==== Records to process ====
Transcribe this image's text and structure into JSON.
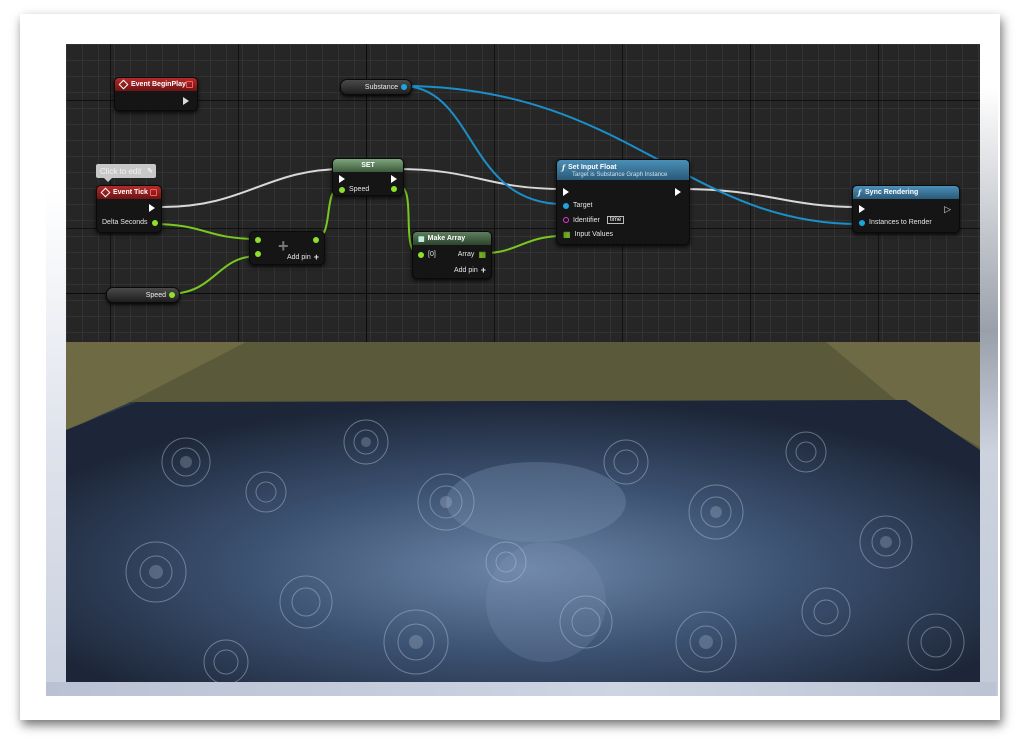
{
  "graph": {
    "tooltip": "Click to edit",
    "nodes": {
      "begin_play": {
        "title": "Event BeginPlay"
      },
      "event_tick": {
        "title": "Event Tick",
        "pin_delta": "Delta Seconds"
      },
      "speed_var": {
        "label": "Speed"
      },
      "substance_var": {
        "label": "Substance"
      },
      "add": {
        "add_pin": "Add pin"
      },
      "set": {
        "title": "SET",
        "pin_speed": "Speed"
      },
      "make_array": {
        "title": "Make Array",
        "pin_index": "[0]",
        "pin_array": "Array",
        "add_pin": "Add pin"
      },
      "set_input_float": {
        "title": "Set Input Float",
        "subtitle": "Target is Substance Graph Instance",
        "pin_target": "Target",
        "pin_identifier": "Identifier",
        "identifier_value": "time",
        "pin_input_values": "Input Values"
      },
      "sync_rendering": {
        "title": "Sync Rendering",
        "pin_instances": "Instances to Render"
      }
    },
    "colors": {
      "exec": "#ffffff",
      "float": "#8ee02b",
      "object": "#1fa3e0",
      "string": "#e23ad8",
      "event_header": "#b52a2a",
      "function_header": "#4b8fb8"
    }
  },
  "viewport": {
    "icon": "water-ripples-surface"
  }
}
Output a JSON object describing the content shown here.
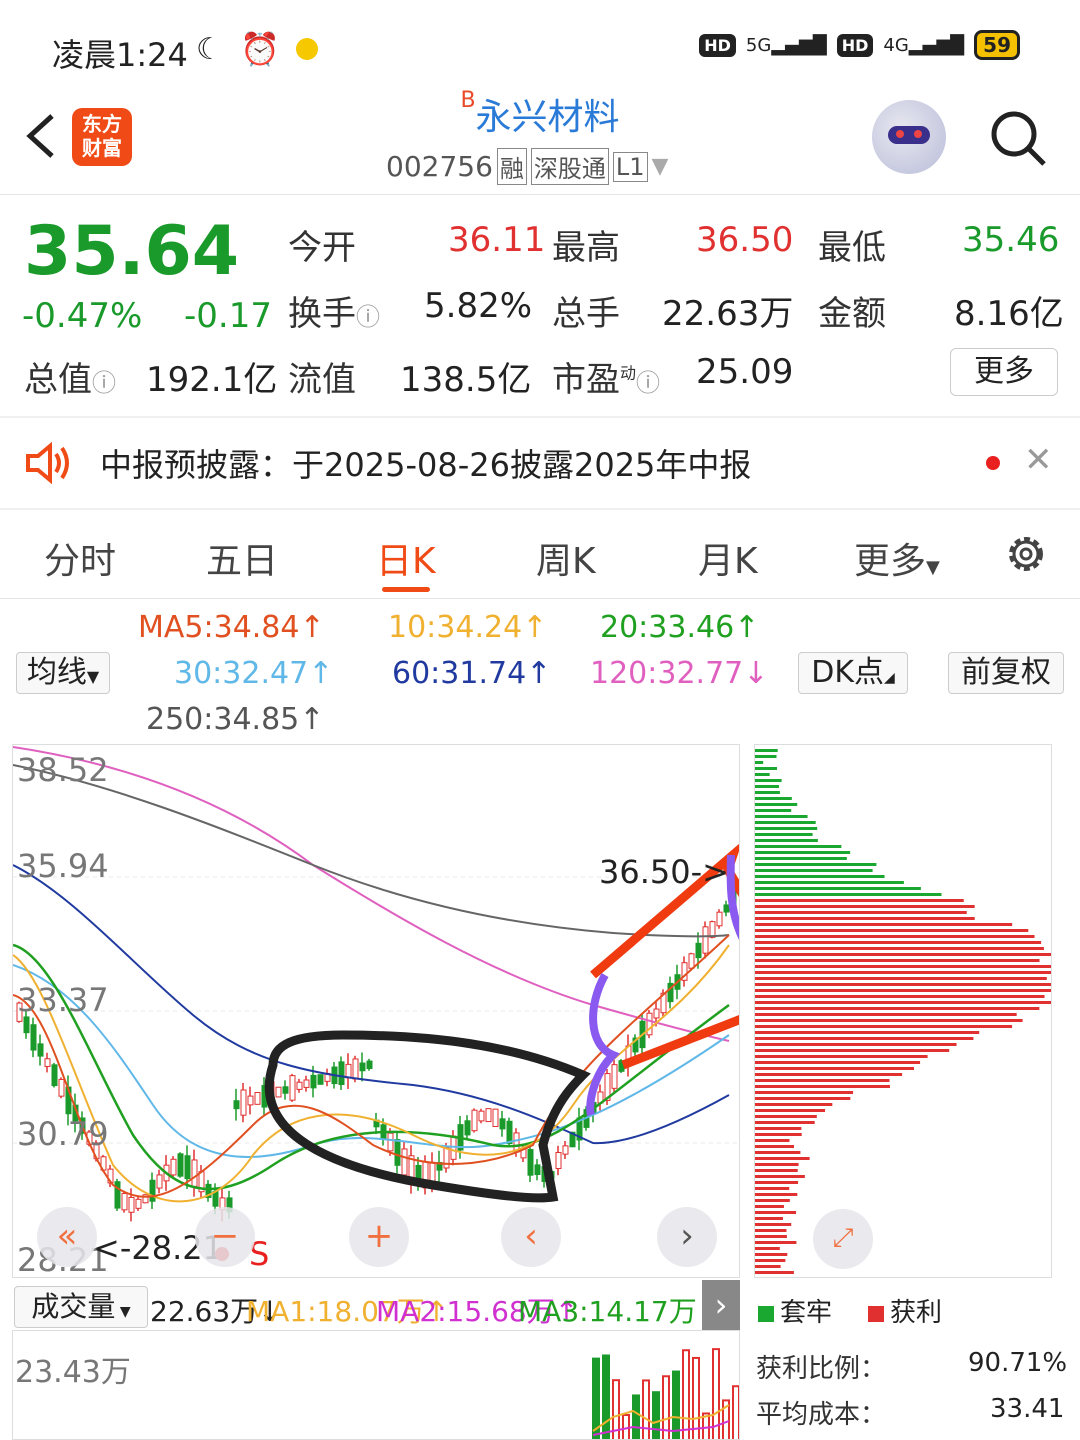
{
  "status": {
    "time": "凌晨1:24",
    "net1": "5G",
    "net2": "4G",
    "hd": "HD",
    "battery": "59"
  },
  "header": {
    "logo_line1": "东方",
    "logo_line2": "财富",
    "title_prefix": "B",
    "title": "永兴材料",
    "code": "002756",
    "tags": [
      "融",
      "深股通",
      "L1"
    ]
  },
  "quote": {
    "price": "35.64",
    "pct": "-0.47%",
    "chg": "-0.17",
    "open_label": "今开",
    "open": "36.11",
    "high_label": "最高",
    "high": "36.50",
    "low_label": "最低",
    "low": "35.46",
    "turnover_label": "换手",
    "turnover": "5.82%",
    "volume_label": "总手",
    "volume": "22.63万",
    "amount_label": "金额",
    "amount": "8.16亿",
    "mktcap_label": "总值",
    "mktcap": "192.1亿",
    "float_label": "流值",
    "float": "138.5亿",
    "pe_label": "市盈",
    "pe_sup": "动",
    "pe": "25.09",
    "more": "更多"
  },
  "notice": {
    "text": "中报预披露：于2025-08-26披露2025年中报"
  },
  "tabs": [
    "分时",
    "五日",
    "日K",
    "周K",
    "月K",
    "更多"
  ],
  "ma": {
    "ma5": "MA5:34.84↑",
    "ma10": "10:34.24↑",
    "ma20": "20:33.46↑",
    "ma30": "30:32.47↑",
    "ma60": "60:31.74↑",
    "ma120": "120:32.77↓",
    "ma250": "250:34.85↑",
    "selector": "均线",
    "dk": "DK点",
    "adjust": "前复权"
  },
  "colors": {
    "ma5": "#e05020",
    "ma10": "#f0b030",
    "ma20": "#20a020",
    "ma30": "#60b8e8",
    "ma60": "#203aa0",
    "ma120": "#e060c0",
    "ma250": "#666666",
    "up": "#e03030",
    "down": "#1a9a2a"
  },
  "chart": {
    "y_labels": [
      "38.52",
      "35.94",
      "33.37",
      "30.79",
      "28.21"
    ],
    "high_mark": "36.50",
    "low_mark": "<-28.21",
    "s_mark": "S"
  },
  "volume": {
    "selector": "成交量",
    "vol": "22.63万↓",
    "ma1": "MA1:18.07万↑",
    "ma2": "MA2:15.68万↑",
    "ma3": "MA3:14.17万↑",
    "ymax": "23.43万"
  },
  "distribution": {
    "legend_trapped": "套牢",
    "legend_profit": "获利",
    "profit_ratio_label": "获利比例：",
    "profit_ratio": "90.71%",
    "avg_cost_label": "平均成本：",
    "avg_cost": "33.41"
  }
}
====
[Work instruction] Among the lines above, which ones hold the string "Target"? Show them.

[Answer section]
        "subtitle": "Target is Substance Graph Instance",
        "pin_target": "Target",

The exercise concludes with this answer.